The medieval layout of the Old Town in Zory has been preserved, including fragments of the former defensive walls, the 14th century parish church and historic tenement houses. Today a total of 1300 metres of the original city walls still remain, some of which are up to 9 meters high and were built in the last quarter of the 13th century. Dating from the late Baroque, the church of St. Philip and St. Jacob constitutes a unique example of hall construction. There is yet another shrine in Zory that deserves a look – a tiny 19th century chapel dubbed ‘kosciolek’ (‘little church’) by the locals. A visit to the Town Museum is also worthwhile, especially since it boasts an exhibition showcasing the cultures of Western Africa peoples, something that few other museums in Poland can offer.
Zory hosts numerous cultural events on a regular basis, including the International Guitar Festival, Sari-Zory Meetings with Shanties and Folk Music, the International Festival of Folk Bands and Majorettes, and the National Open Air Painting event. Every year for over 300 years, on 11 May, the locals have observed the Torch-Light Day, a special celebration that only takes place in Zory.

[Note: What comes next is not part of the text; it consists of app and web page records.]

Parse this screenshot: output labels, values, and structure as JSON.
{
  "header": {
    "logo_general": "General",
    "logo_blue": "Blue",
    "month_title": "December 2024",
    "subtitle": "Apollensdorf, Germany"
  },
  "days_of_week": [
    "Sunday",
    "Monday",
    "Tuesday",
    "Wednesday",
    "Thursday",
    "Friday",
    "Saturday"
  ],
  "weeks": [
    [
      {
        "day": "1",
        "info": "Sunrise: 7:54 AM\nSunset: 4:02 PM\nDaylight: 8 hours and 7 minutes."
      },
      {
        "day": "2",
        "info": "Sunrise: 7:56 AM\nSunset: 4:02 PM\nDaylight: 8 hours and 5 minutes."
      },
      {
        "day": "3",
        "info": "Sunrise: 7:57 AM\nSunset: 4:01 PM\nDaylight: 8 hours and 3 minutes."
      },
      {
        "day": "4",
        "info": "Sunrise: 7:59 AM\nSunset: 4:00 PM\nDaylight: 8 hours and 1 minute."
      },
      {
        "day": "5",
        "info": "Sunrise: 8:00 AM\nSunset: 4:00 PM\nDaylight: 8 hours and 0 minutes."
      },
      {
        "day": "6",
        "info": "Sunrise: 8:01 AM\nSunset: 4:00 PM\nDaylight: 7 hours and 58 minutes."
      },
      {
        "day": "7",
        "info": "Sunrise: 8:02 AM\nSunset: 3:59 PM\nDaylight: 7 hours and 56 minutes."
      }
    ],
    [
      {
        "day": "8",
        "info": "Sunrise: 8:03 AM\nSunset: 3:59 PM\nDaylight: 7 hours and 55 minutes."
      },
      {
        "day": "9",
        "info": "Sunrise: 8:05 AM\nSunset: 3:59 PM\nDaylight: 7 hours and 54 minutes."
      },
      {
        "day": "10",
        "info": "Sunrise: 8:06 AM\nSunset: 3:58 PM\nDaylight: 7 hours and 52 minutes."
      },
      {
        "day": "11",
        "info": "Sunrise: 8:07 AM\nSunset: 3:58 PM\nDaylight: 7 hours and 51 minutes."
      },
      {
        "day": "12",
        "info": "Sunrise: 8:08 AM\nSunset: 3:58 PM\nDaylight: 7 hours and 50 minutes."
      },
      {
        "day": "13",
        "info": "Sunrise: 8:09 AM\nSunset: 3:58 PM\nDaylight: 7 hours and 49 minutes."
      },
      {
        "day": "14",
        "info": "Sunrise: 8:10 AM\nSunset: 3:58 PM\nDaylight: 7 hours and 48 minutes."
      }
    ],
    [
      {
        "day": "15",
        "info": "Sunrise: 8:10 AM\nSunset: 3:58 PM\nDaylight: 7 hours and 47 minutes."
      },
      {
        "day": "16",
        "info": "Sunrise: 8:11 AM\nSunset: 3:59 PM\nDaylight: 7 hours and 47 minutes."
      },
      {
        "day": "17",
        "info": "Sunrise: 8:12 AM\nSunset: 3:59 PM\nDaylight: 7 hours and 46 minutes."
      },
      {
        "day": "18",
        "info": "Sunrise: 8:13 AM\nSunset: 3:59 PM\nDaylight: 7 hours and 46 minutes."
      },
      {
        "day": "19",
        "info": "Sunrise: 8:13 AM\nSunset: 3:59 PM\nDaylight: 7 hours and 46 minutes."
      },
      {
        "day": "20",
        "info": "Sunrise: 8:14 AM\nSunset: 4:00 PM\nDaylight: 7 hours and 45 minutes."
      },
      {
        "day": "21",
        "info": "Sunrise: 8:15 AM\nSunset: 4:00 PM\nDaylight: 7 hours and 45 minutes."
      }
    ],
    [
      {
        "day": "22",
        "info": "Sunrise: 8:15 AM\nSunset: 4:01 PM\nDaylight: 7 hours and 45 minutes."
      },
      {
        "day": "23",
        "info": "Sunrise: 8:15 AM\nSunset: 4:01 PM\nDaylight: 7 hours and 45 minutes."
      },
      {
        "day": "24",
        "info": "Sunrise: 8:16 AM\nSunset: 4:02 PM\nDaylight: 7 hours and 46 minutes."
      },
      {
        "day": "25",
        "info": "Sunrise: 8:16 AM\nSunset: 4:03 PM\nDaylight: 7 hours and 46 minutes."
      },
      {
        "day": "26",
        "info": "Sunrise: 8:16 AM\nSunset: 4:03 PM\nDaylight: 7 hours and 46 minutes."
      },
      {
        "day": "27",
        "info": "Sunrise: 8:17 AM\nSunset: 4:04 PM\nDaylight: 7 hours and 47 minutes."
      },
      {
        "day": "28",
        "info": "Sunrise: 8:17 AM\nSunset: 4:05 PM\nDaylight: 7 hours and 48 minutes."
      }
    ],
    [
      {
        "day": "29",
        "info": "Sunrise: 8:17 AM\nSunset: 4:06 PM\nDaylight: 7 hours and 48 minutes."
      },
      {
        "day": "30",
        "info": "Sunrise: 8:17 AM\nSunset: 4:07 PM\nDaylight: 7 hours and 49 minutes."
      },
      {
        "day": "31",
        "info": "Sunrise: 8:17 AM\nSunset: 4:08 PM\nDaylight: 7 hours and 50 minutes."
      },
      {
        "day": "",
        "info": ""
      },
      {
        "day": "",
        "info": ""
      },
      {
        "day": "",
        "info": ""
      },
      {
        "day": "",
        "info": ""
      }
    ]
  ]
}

Zory is a medium-sized city, situated in the southern part of Upper Silesia, with a population totalling 63,000 inhabitants. It has a favourable location at the crossing of significant transport routes, giving convenient access to most cities of the Katowice
metropolitan area, as well as holiday and ski resorts such as Bielsko-Biala
, Wisla and Szczyrk
. The two important roads running through the city are state road no 81 from Wisla and Cieszyn
to Katowice and province east-west road no 935.
Since Zory is located in the ecologically cleanest part of Upper Silesia, far from heavy industry, the air pollution here is much lower than anywhere else in the region.
Among the oldest cities in Silesia, Zory received its civic rights in 1272 from Wladyslaw the Prince of Opole
and Raciborz. The settlement is first mentioned in a document from 1258, concerning the foundation of the Cistercian monastery in Rudy Raciborskie. In the document Prince Wladyslaw stated his intention to establish a defensive town.
The name of the town is thought to derive from a Slavonic settlement called ‘Zar’ (‘heat’ in English), and is connected with a widely used method of preparing land for agricultural purposes by burning grass and forest. Another explanation is that the origin of the name should be sought in Zory’s history, in the course of which the town frequently suffered from siege and fire. Since 1702, when a great fire destroyed a large part of the town and caused the death of many inhabitants, the residents of Zory have celebrated a very special festival. On the evening of 11 May they gather in front of the church of St. Philip and St. Jacob and, equipped with torches, march along the streets of the old town to the town square. This unique procession is supposed to protect the city from the threat of fire.
In 1291, after Prince Wladyslaw’s son, Przemyslaw, had sworn an oath of fealty to the Czech king, Waclaw, Zory – together with the entire Raciborz duchy – became a fief of the Czech Crown. In 1345 the king of Poland, Kazimierz the Great, set out with the aim of bringing Silesia under his control. However, the siege of Zory by the Polish army proved unsuccessful.
The first half of the 15th century was the time of the Hussite wars. In 1526 the town, like the whole of Silesia, became under the control of the Habsburg monarchy. During the Thirty Years’ War Zory was repeatedly ravaged by plagues and passing troops. After 1740 it fell to the Prussian rule.
Until the 19th century, the town’s economy was based on crafts, small trade and even agriculture to some extent, but from then on it began to depend more and more on industry. Zory officially came under Polish administration on 4 July 1922.
The German occupation of the town started as early as 1 September 1939. Just like the rest of Upper Silesia, Zory was directly annexed by the Third Reich. Towards the end of the Second World War 80% of the buildings were utterly destroyed as a result of fighting.